WHAT TO DO -
Go through the listing that follows and write it out exactly. Drop the pictures.

TASK DATA -

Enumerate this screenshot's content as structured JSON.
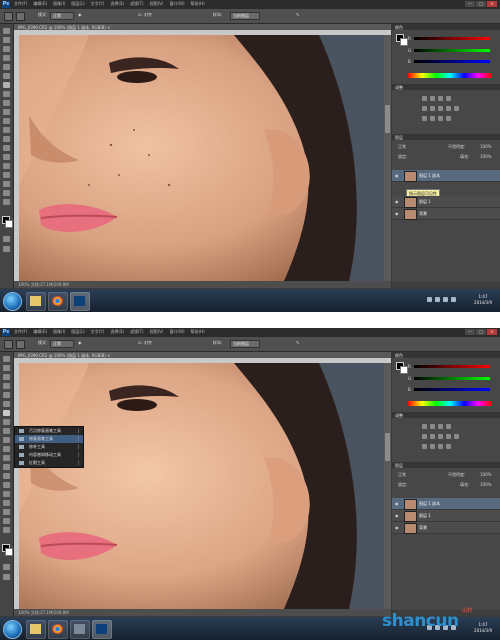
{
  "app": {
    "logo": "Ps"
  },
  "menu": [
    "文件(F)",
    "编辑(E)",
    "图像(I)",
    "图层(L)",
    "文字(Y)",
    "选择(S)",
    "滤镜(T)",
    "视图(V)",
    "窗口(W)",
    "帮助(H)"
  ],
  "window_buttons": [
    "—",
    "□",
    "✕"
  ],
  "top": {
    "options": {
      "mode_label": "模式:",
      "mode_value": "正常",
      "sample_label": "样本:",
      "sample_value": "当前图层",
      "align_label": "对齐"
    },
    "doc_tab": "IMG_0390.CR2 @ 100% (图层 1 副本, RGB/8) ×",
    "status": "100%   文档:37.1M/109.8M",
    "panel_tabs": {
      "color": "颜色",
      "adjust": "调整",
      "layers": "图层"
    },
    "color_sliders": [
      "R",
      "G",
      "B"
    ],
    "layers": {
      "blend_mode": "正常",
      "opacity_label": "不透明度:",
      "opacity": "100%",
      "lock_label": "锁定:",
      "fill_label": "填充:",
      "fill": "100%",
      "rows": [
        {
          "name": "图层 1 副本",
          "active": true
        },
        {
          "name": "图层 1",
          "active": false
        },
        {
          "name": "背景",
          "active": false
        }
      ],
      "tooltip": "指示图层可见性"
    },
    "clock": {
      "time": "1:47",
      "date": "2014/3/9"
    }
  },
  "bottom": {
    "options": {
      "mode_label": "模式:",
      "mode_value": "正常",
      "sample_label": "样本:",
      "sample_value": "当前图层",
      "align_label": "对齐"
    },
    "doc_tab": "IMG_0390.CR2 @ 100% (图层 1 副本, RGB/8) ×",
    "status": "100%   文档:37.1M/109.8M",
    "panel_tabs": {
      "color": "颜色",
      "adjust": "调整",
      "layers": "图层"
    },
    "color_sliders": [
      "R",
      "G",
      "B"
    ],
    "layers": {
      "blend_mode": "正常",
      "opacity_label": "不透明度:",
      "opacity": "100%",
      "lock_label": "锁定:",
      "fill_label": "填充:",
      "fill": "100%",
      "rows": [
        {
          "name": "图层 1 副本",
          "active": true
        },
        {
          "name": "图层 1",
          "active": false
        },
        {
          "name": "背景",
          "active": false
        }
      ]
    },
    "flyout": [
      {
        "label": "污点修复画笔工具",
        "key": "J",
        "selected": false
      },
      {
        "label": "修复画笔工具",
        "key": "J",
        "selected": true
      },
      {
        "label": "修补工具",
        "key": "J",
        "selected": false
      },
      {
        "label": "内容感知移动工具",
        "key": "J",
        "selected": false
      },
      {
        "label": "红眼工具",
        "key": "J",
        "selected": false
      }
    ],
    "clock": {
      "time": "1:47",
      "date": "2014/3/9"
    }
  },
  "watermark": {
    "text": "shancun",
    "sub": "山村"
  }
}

ANSWER SPACE -
Enumerate this screenshot's content as structured JSON.
{
  "app": {
    "logo": "Ps"
  },
  "menu": [
    "文件(F)",
    "编辑(E)",
    "图像(I)",
    "图层(L)",
    "文字(Y)",
    "选择(S)",
    "滤镜(T)",
    "视图(V)",
    "窗口(W)",
    "帮助(H)"
  ],
  "window_buttons": [
    "—",
    "□",
    "✕"
  ],
  "top": {
    "options": {
      "mode_label": "模式:",
      "mode_value": "正常",
      "sample_label": "样本:",
      "sample_value": "当前图层",
      "align_label": "对齐"
    },
    "doc_tab": "IMG_0390.CR2 @ 100% (图层 1 副本, RGB/8) ×",
    "status": "100%   文档:37.1M/109.8M",
    "panel_tabs": {
      "color": "颜色",
      "adjust": "调整",
      "layers": "图层"
    },
    "color_sliders": [
      "R",
      "G",
      "B"
    ],
    "layers": {
      "blend_mode": "正常",
      "opacity_label": "不透明度:",
      "opacity": "100%",
      "lock_label": "锁定:",
      "fill_label": "填充:",
      "fill": "100%",
      "rows": [
        {
          "name": "图层 1 副本",
          "active": true
        },
        {
          "name": "图层 1",
          "active": false
        },
        {
          "name": "背景",
          "active": false
        }
      ],
      "tooltip": "指示图层可见性"
    },
    "clock": {
      "time": "1:47",
      "date": "2014/3/9"
    }
  },
  "bottom": {
    "options": {
      "mode_label": "模式:",
      "mode_value": "正常",
      "sample_label": "样本:",
      "sample_value": "当前图层",
      "align_label": "对齐"
    },
    "doc_tab": "IMG_0390.CR2 @ 100% (图层 1 副本, RGB/8) ×",
    "status": "100%   文档:37.1M/109.8M",
    "panel_tabs": {
      "color": "颜色",
      "adjust": "调整",
      "layers": "图层"
    },
    "color_sliders": [
      "R",
      "G",
      "B"
    ],
    "layers": {
      "blend_mode": "正常",
      "opacity_label": "不透明度:",
      "opacity": "100%",
      "lock_label": "锁定:",
      "fill_label": "填充:",
      "fill": "100%",
      "rows": [
        {
          "name": "图层 1 副本",
          "active": true
        },
        {
          "name": "图层 1",
          "active": false
        },
        {
          "name": "背景",
          "active": false
        }
      ]
    },
    "flyout": [
      {
        "label": "污点修复画笔工具",
        "key": "J",
        "selected": false
      },
      {
        "label": "修复画笔工具",
        "key": "J",
        "selected": true
      },
      {
        "label": "修补工具",
        "key": "J",
        "selected": false
      },
      {
        "label": "内容感知移动工具",
        "key": "J",
        "selected": false
      },
      {
        "label": "红眼工具",
        "key": "J",
        "selected": false
      }
    ],
    "clock": {
      "time": "1:47",
      "date": "2014/3/9"
    }
  },
  "watermark": {
    "text": "shancun",
    "sub": "山村"
  }
}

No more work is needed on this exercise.